Africa Still Beckons Me

By Fr Enrico Eusebio SJ

Nigeria is one of the largest and richest countries in Africa yet it has more problems than most. Its famous oil fields are in chaos and it has just emerged from a series of military dictatorships which were very destructive and corrosive. At present it is faced with an entirely new danger: many Muslim areas wish to introduce Sharia Law, the law based on the Koran, into daily life. Naturally the Christians are against this; for example a woman (not a man!) caught in adultery will be stoned to death. Being on mission in Nigeria today is no easy task though Fr Eusebio, in his story below, rightly looks on the bright side of life, as indeed a Christian should.

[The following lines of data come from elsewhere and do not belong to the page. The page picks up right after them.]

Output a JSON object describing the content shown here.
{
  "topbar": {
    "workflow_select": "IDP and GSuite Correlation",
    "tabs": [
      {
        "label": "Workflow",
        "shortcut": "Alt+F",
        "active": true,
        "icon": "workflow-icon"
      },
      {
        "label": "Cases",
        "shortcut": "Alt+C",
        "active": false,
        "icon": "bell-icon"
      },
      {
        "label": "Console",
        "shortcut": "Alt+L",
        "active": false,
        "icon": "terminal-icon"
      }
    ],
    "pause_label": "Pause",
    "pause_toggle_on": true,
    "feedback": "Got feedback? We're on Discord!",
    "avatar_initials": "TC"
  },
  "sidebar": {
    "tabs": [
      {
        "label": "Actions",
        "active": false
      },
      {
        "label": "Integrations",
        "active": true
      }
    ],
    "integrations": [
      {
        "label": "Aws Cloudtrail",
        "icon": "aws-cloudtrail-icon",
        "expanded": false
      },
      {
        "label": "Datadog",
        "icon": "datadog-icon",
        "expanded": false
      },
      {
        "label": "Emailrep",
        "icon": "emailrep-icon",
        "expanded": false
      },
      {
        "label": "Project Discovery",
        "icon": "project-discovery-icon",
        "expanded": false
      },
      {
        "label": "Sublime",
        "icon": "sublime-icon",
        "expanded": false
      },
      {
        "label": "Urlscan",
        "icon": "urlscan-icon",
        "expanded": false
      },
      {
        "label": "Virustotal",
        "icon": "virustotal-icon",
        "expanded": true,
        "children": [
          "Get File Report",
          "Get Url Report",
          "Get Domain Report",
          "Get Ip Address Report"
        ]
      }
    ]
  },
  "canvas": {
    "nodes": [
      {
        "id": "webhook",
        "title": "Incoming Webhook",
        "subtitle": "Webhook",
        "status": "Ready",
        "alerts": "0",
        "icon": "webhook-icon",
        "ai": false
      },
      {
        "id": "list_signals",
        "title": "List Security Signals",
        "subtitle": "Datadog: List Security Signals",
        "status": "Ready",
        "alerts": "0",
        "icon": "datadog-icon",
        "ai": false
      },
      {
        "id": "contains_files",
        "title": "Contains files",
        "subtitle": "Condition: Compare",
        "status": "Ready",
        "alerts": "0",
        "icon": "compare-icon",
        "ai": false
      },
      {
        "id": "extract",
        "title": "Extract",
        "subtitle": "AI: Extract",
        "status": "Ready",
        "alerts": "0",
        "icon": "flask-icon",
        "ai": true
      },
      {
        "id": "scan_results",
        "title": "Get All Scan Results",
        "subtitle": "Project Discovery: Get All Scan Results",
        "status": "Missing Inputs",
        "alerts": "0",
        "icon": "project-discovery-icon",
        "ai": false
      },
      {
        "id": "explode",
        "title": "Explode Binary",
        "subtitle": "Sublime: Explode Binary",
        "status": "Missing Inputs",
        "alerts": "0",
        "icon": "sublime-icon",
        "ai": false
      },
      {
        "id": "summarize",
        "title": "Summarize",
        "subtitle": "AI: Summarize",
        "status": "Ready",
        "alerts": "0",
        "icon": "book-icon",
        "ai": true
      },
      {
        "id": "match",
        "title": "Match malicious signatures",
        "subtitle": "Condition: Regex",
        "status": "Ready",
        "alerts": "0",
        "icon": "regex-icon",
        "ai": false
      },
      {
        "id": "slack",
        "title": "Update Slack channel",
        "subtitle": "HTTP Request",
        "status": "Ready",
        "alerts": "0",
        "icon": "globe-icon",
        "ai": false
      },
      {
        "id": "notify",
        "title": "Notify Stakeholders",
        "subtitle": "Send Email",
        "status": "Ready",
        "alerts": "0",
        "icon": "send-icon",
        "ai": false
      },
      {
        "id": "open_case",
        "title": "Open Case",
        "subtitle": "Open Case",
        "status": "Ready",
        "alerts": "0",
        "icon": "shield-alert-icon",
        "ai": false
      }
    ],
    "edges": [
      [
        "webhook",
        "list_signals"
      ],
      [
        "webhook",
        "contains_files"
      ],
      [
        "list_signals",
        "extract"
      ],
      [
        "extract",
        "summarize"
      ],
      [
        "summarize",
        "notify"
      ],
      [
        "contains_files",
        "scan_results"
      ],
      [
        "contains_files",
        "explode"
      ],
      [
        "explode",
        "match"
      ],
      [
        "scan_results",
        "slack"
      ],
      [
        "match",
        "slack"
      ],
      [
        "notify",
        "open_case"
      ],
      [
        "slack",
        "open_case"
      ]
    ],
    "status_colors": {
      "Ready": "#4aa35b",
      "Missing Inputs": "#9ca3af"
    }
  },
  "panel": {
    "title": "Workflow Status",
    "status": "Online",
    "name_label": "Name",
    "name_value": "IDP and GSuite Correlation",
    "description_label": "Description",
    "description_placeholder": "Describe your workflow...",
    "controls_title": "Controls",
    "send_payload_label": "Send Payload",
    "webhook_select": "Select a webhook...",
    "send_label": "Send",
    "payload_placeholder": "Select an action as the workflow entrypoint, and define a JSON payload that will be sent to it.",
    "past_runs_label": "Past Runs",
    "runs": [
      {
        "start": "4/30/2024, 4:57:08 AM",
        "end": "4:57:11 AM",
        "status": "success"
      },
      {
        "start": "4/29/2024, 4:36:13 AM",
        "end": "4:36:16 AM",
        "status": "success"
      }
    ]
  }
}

When I was a novice in 1986, the superior of the Jesuits in Thailand came to Sacred Heart Novitiate in Novaliches, Quezon City. During one of our recreation nights he shared with us about missionary work in Thailand. He invited us and encouraged us to consider the foreign missions in the future. That night I didn’t think about foreign missions at all.

A Walk In The Forsaken Land

By Peter H Guevara

The son of Mr. and Mrs. Peter Guevara, from Pampanga, is a soldier in the U.S. Army. At the height of America’s war against terrorism, Peter looks at the brighter side and here he shares with us how his experience as a soldier sent to Afghanistan changed him.

Army life is hectic at times and I was overdue a vacation. I arrived in Houston, Texas, two-and-a-half hours late to catch a connecting flight to Las Vegas. As I disembarked, it was hard to miss the masses of people huddled around the few television sets scattered around the airport.

The Giant Of Africa

By Fr. Enrico C. Eusebio Jr., sj

June 20, Biyernes nang gabi iyon, umuulan at walang kuryente, noong dumating ako dito sa Nigeria, sa Lagos, sa parokya kung saan ako nadestino, Christ the King Catholic Church. Mababaw ang tulog ko noong gabing iyon, puyat kinabukasan, pero napasabak na agad ako sa trabaho. Tinulungan ko ang sangol. Kinahapunan, 4:00 hanggang 6: 30 ng gabi, nagpakumpisal kami ng tuloy-tuloy at walang putol. Kinalingguhan, namuno ako sa kaunaunahan kong Misa dito sa Africa. Grabe at nakaka-overwhelm na karanasan iyon! Bagong karansan para sa akin ang makaharap ang 2 libong taong ibang-iba sa hitsura at kulay ko.

Koza: Thank You and Goodbye!

Fr. Pedro Peñaranda, CICM

Continuing Pedro Peñaranda’s reflection on his trial period as a seminarian in Cameroon.

Double Irony
In Koza, among the Mafas people, it is the traditional chiefs and soothsayers at their side who make all the decisions be it on the social level (sowing, harvest, disputes of all kinds) or on the personal level such as marriage and sickness. The State is virtually non-existence for the Mafas except for the annual burden of taxes they have to remit with much difficulty even if these taxes never return to them in terms of social services. To pay t heir taxes, the men usually leave their mountains and villages during the dry season to get menial job in the cities of Maroua and Garuao, or, ironically, for those who have no identity cards, in Nigeria.